> [Extracted information]
--

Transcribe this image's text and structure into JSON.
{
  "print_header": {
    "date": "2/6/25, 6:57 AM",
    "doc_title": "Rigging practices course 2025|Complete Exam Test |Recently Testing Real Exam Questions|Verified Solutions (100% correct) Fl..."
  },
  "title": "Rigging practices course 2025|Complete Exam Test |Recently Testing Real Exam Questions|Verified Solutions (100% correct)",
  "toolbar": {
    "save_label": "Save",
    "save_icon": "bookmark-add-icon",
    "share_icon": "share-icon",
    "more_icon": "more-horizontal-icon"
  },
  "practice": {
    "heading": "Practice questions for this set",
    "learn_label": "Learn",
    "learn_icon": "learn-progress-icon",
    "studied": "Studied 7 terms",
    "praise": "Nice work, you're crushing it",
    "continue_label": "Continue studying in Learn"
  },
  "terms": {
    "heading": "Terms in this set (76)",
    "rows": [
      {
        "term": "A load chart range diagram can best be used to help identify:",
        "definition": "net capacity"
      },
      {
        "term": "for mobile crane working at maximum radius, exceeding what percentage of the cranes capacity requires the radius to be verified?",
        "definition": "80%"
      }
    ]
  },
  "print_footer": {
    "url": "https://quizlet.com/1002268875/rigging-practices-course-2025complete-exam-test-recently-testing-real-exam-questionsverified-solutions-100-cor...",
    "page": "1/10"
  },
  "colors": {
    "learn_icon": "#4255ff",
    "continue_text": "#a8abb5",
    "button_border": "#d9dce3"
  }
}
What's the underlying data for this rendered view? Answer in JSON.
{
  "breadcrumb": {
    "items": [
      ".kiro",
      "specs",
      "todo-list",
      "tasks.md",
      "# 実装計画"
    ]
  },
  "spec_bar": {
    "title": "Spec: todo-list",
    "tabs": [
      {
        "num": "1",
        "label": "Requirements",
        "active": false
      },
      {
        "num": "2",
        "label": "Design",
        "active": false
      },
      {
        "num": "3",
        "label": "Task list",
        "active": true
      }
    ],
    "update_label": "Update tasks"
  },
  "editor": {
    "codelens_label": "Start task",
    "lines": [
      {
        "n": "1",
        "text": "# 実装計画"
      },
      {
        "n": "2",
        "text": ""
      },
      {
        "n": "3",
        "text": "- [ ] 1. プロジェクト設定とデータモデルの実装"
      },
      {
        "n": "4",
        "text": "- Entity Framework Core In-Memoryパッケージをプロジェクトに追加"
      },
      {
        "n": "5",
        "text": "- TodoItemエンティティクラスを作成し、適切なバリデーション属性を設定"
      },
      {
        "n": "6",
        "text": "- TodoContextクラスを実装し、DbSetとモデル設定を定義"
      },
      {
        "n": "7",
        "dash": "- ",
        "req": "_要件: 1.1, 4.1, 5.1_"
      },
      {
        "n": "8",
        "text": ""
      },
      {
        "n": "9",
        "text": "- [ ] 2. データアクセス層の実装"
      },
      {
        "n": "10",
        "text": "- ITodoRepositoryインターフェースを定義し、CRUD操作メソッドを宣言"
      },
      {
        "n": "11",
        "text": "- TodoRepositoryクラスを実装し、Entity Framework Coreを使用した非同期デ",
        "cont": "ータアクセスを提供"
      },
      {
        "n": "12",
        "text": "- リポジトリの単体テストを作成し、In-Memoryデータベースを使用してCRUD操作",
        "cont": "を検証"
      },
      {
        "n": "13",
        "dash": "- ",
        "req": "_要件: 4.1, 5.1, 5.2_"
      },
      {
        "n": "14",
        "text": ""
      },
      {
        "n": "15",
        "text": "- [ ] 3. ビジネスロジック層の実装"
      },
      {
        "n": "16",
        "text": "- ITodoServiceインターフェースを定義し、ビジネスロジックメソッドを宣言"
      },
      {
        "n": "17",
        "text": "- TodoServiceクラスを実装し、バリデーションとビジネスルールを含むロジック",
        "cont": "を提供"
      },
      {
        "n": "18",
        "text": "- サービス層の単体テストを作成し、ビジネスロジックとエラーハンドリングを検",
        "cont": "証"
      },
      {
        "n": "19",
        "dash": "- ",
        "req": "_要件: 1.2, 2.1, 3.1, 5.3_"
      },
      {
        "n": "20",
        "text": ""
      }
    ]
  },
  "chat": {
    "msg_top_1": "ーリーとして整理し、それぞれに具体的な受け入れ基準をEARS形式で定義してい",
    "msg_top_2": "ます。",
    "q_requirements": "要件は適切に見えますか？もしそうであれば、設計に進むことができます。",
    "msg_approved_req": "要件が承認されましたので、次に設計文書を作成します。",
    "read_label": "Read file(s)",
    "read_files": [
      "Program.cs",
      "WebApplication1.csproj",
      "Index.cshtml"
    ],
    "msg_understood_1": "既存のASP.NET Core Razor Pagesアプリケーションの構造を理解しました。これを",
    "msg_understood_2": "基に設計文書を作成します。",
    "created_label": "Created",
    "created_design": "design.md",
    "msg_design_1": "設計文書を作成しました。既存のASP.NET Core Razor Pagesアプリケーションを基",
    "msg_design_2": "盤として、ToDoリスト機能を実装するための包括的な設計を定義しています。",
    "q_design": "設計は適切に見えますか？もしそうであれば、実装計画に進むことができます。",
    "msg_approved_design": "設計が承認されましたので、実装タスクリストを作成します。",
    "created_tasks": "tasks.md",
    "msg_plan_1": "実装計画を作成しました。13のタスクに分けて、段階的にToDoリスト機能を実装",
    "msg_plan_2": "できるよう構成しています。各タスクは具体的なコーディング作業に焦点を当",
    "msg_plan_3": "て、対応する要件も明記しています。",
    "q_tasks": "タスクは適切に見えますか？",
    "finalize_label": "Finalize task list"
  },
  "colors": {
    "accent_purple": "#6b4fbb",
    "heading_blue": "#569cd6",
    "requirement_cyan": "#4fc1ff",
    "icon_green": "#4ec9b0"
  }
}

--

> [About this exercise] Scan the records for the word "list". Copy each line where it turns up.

> [Reply]
      "todo-list",
    "title": "Spec: todo-list",
        "label": "Task list",
    "finalize_label": "Finalize task list"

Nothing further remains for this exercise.